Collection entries
###

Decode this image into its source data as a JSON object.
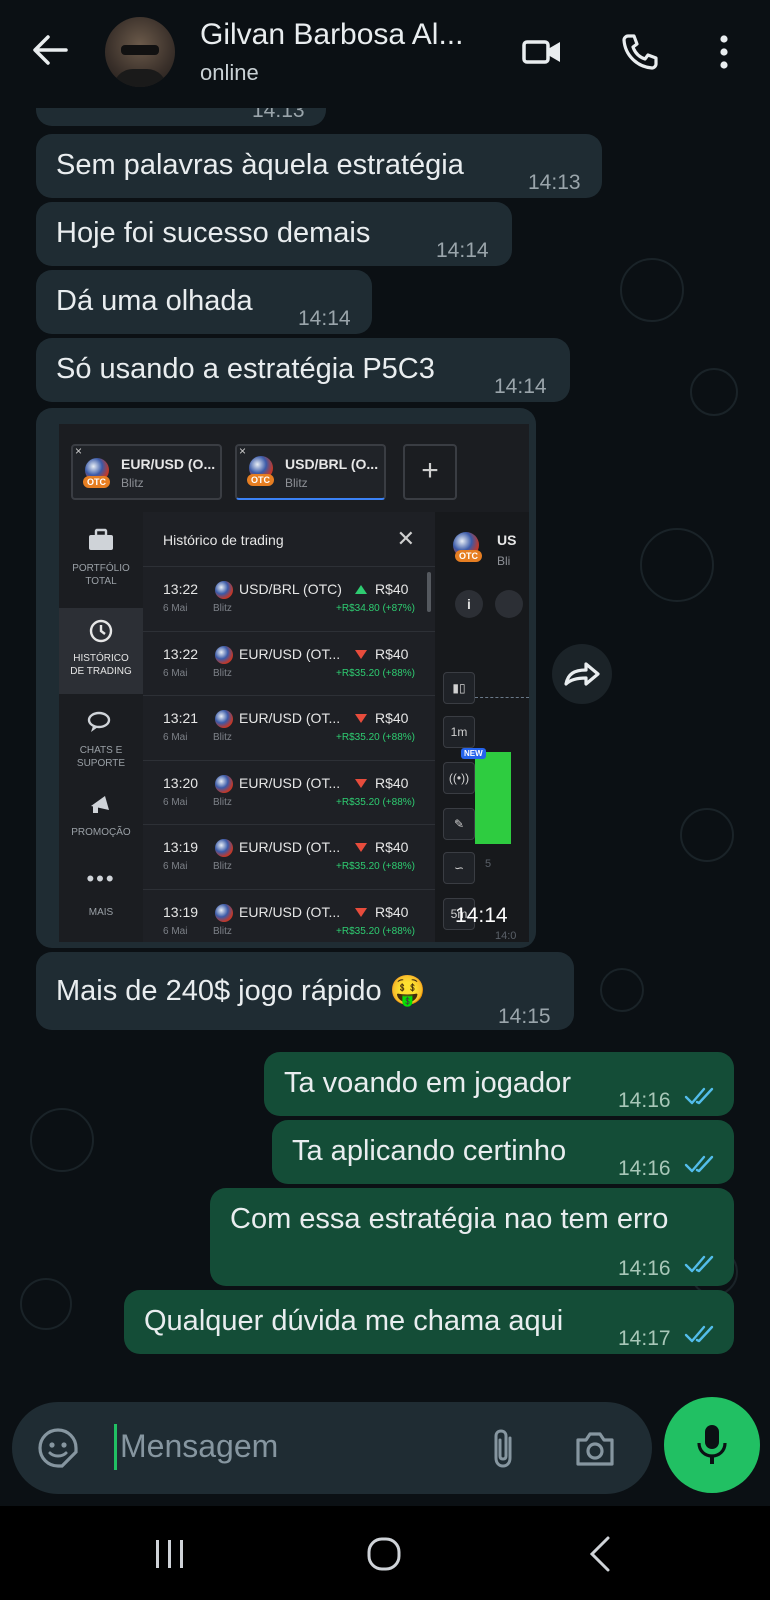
{
  "header": {
    "contact_name": "Gilvan Barbosa Al...",
    "status": "online"
  },
  "messages": {
    "partial_time": "14:13",
    "m1": {
      "text": "Sem palavras àquela estratégia",
      "time": "14:13"
    },
    "m2": {
      "text": "Hoje foi sucesso demais",
      "time": "14:14"
    },
    "m3": {
      "text": "Dá uma olhada",
      "time": "14:14"
    },
    "m4": {
      "text": "Só usando a estratégia P5C3",
      "time": "14:14"
    },
    "image_time": "14:14",
    "m5": {
      "text": "Mais de 240$ jogo rápido 🤑",
      "time": "14:15"
    },
    "o1": {
      "text": "Ta voando em jogador",
      "time": "14:16"
    },
    "o2": {
      "text": "Ta aplicando certinho",
      "time": "14:16"
    },
    "o3": {
      "text": "Com essa estratégia nao tem erro",
      "time": "14:16"
    },
    "o4": {
      "text": "Qualquer dúvida me chama aqui",
      "time": "14:17"
    }
  },
  "screenshot": {
    "tabs": [
      {
        "name": "EUR/USD (O...",
        "sub": "Blitz"
      },
      {
        "name": "USD/BRL (O...",
        "sub": "Blitz"
      }
    ],
    "otc": "OTC",
    "sidebar": [
      {
        "label1": "PORTFÓLIO",
        "label2": "TOTAL"
      },
      {
        "label1": "HISTÓRICO",
        "label2": "DE TRADING"
      },
      {
        "label1": "CHATS E",
        "label2": "SUPORTE"
      },
      {
        "label1": "PROMOÇÃO",
        "label2": ""
      },
      {
        "label1": "MAIS",
        "label2": ""
      }
    ],
    "history_title": "Histórico de trading",
    "trades": [
      {
        "time": "13:22",
        "date": "6 Mai",
        "type": "Blitz",
        "pair": "USD/BRL (OTC)",
        "amount": "R$40",
        "profit": "+R$34.80 (+87%)",
        "direction": "up"
      },
      {
        "time": "13:22",
        "date": "6 Mai",
        "type": "Blitz",
        "pair": "EUR/USD (OT...",
        "amount": "R$40",
        "profit": "+R$35.20 (+88%)",
        "direction": "down"
      },
      {
        "time": "13:21",
        "date": "6 Mai",
        "type": "Blitz",
        "pair": "EUR/USD (OT...",
        "amount": "R$40",
        "profit": "+R$35.20 (+88%)",
        "direction": "down"
      },
      {
        "time": "13:20",
        "date": "6 Mai",
        "type": "Blitz",
        "pair": "EUR/USD (OT...",
        "amount": "R$40",
        "profit": "+R$35.20 (+88%)",
        "direction": "down"
      },
      {
        "time": "13:19",
        "date": "6 Mai",
        "type": "Blitz",
        "pair": "EUR/USD (OT...",
        "amount": "R$40",
        "profit": "+R$35.20 (+88%)",
        "direction": "down"
      },
      {
        "time": "13:19",
        "date": "6 Mai",
        "type": "Blitz",
        "pair": "EUR/USD (OT...",
        "amount": "R$40",
        "profit": "+R$35.20 (+88%)",
        "direction": "down"
      }
    ],
    "right_panel": {
      "pair": "US",
      "sub": "Bli",
      "btn_1m": "1m",
      "btn_5m": "5m",
      "new_badge": "NEW",
      "faded_1": "5",
      "faded_2": "14:0"
    }
  },
  "input": {
    "placeholder": "Mensagem"
  },
  "colors": {
    "incoming": "#1f2c33",
    "outgoing": "#144d37",
    "accent": "#21c063",
    "read_ticks": "#53bdeb"
  },
  "icons": [
    "back-arrow-icon",
    "video-call-icon",
    "phone-icon",
    "more-vert-icon",
    "sticker-icon",
    "attach-icon",
    "camera-icon",
    "mic-icon",
    "forward-icon",
    "double-check-icon"
  ]
}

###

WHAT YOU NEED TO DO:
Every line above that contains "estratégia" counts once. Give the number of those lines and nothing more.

ANSWER TO THE PROBLEM:
3